A few minutes later, the bright red crabs were pulled out of the steaming beer, placed back in the cooler, topped with ice from the Gay Fish Co. and set aside on the porch. Mom then got to work on salad and set another pot to boil for the shrimp. Outdoor showers were taken after last minute dips in the ocean. When the shrimp was done and chilled on top of the crabs, freshly shucked corn was dropped into the hot water. Gin and tonics were poured. Music played. Liz emerged from the shower, blond hair glistening gloriously as only an un-appreciative 15-year old’s can. The evening breeze shifted and cooled the shack.
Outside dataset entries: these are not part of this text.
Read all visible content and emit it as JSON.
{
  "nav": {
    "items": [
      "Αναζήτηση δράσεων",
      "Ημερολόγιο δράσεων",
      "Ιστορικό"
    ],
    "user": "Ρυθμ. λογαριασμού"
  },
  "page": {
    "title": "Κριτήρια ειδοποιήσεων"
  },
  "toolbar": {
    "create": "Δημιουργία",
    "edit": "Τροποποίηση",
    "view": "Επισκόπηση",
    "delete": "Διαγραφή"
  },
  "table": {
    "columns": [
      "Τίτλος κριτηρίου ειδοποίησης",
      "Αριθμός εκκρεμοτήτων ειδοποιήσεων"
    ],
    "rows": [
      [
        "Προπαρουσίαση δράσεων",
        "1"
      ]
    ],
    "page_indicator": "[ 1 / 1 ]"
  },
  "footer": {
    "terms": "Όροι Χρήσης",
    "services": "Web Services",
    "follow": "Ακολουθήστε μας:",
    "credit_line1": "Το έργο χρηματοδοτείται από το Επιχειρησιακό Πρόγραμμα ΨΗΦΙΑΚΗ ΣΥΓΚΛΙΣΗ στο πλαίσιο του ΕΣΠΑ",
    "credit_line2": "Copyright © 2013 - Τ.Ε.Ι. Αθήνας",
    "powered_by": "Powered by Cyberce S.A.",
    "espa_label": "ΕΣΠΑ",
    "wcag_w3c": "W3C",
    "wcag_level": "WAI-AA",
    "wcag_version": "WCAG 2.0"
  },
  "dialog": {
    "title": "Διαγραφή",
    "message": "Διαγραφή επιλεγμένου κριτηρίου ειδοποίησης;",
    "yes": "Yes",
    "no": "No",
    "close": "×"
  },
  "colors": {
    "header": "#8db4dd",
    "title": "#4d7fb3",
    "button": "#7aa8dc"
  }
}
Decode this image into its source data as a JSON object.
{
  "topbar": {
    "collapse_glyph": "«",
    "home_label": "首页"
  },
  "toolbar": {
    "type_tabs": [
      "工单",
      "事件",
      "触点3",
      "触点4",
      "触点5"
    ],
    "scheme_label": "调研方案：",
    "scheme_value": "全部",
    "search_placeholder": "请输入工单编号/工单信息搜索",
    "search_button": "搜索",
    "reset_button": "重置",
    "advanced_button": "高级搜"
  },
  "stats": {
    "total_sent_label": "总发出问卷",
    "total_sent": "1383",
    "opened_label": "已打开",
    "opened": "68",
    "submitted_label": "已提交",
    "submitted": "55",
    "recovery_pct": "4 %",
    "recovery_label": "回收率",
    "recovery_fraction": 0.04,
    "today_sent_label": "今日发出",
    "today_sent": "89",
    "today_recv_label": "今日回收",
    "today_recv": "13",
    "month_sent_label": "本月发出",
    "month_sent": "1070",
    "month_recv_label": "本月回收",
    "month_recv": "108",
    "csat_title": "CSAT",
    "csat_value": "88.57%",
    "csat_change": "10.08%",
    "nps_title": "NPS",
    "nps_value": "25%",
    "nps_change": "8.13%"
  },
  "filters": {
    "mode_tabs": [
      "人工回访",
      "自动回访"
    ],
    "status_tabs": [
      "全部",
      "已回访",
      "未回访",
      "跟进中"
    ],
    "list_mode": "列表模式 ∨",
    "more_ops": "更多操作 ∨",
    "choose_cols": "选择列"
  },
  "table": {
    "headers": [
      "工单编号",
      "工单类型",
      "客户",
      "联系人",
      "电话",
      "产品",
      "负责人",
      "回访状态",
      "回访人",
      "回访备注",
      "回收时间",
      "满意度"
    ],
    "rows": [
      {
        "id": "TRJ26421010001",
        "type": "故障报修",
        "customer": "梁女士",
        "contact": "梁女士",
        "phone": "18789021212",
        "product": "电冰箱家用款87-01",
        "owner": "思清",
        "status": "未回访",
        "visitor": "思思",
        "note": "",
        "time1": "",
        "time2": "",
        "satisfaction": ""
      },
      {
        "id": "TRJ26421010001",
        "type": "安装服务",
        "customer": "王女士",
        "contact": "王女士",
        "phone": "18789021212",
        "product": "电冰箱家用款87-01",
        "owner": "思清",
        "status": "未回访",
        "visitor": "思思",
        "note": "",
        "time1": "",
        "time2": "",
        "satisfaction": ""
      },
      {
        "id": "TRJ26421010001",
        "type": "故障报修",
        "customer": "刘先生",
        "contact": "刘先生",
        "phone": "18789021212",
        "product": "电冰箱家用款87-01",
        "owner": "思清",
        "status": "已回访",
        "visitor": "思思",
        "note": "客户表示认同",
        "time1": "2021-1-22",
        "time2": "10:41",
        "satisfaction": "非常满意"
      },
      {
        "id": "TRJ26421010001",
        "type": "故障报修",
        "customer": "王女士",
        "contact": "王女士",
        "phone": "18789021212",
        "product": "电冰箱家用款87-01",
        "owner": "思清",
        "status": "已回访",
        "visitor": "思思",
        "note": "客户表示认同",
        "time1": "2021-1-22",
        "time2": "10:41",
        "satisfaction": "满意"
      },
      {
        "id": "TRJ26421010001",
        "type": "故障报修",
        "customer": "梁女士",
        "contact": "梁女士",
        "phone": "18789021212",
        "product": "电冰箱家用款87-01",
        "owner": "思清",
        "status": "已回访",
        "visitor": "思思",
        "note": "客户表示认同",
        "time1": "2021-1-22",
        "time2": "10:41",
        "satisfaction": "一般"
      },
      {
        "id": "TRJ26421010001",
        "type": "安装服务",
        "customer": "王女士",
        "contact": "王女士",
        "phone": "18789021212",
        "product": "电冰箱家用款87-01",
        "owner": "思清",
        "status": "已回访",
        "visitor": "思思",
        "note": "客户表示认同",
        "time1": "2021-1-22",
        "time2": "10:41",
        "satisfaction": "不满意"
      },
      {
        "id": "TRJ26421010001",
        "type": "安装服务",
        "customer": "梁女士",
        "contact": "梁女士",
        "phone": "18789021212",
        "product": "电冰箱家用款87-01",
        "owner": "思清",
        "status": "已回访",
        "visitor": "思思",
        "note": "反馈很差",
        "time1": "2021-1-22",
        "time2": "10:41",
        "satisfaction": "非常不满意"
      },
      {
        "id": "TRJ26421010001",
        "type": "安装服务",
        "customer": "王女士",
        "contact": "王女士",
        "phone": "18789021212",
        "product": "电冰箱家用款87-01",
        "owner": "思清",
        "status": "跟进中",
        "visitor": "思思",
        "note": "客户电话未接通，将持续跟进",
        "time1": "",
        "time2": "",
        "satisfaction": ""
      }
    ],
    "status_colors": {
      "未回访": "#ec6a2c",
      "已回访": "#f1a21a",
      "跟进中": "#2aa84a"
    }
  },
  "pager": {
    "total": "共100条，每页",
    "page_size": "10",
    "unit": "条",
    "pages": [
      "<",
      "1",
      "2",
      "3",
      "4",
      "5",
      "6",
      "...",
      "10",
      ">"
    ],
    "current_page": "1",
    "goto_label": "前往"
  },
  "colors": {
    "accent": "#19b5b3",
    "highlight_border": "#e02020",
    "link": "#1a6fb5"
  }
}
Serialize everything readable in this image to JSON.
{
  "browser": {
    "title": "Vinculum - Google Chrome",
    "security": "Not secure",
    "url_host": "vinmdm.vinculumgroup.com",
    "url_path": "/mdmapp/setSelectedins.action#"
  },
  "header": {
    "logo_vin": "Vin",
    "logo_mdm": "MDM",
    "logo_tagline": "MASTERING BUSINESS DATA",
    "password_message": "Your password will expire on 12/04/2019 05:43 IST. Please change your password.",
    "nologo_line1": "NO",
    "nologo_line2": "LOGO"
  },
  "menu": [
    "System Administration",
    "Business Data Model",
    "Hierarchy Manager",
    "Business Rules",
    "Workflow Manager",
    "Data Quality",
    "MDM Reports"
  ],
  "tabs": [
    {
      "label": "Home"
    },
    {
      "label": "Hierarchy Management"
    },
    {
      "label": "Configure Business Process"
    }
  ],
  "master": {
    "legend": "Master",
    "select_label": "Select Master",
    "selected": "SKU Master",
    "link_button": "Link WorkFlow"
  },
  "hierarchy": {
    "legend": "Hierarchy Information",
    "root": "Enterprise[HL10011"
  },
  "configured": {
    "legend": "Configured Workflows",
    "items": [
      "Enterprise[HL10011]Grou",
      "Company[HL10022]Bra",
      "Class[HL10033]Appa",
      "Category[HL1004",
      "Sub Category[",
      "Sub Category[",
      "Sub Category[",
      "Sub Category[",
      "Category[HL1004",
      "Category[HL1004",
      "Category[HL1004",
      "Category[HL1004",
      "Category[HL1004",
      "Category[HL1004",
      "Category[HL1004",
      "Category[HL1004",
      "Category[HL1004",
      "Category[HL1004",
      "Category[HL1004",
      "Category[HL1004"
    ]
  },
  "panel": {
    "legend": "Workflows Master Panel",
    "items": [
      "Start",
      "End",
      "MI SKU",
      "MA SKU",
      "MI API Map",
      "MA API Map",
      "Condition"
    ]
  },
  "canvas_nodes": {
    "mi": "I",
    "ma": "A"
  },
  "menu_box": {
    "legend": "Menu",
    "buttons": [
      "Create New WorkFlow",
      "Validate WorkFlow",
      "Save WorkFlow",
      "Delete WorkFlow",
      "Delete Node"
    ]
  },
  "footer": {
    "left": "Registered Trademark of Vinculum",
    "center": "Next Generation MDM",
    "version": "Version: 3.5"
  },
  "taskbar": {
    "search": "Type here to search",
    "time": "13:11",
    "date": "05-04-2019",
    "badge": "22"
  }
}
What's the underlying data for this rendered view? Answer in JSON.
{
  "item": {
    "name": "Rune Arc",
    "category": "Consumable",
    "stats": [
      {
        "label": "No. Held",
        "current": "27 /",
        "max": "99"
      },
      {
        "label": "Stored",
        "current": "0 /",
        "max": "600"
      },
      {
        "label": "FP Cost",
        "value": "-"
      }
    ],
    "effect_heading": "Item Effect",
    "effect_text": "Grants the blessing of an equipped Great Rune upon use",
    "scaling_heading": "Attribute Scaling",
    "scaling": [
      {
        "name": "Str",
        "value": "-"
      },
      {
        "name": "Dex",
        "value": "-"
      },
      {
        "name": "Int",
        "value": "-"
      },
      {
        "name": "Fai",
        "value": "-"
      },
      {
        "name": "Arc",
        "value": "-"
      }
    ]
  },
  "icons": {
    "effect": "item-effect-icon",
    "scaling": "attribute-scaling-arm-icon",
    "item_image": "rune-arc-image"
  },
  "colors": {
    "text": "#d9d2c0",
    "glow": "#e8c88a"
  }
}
At the tiny porch table covered in newsprint, the bounty of our day was laid before us: Dozens of beer-steamed blue crabs, a huge bowl of boiled, iced, South Carolina white shrimp, drawn butter, homemade cocktail sauce, corn on the cob from a farmer’s garden a couple of islands over, a simple green salad with cucumbers and radishes and house dressing from Knoxville’s L’Orangery Restaurant. Gin. White wine. Orange Juice Cocktails with marischino cherries. Dinner rolls and soft butter.
From the beach came the constant crash of the Atlantic’s surf and the ever-increasing sound of cicadas. If we were lucky, the deer would quietly populate the two or three dune lines between us and the surf.
And if the universe was approving, which it invariably was, our evening walk on the beach would reveal a female sea turtle, or two, desperately laying her eggs, carrying on the traditions of eons.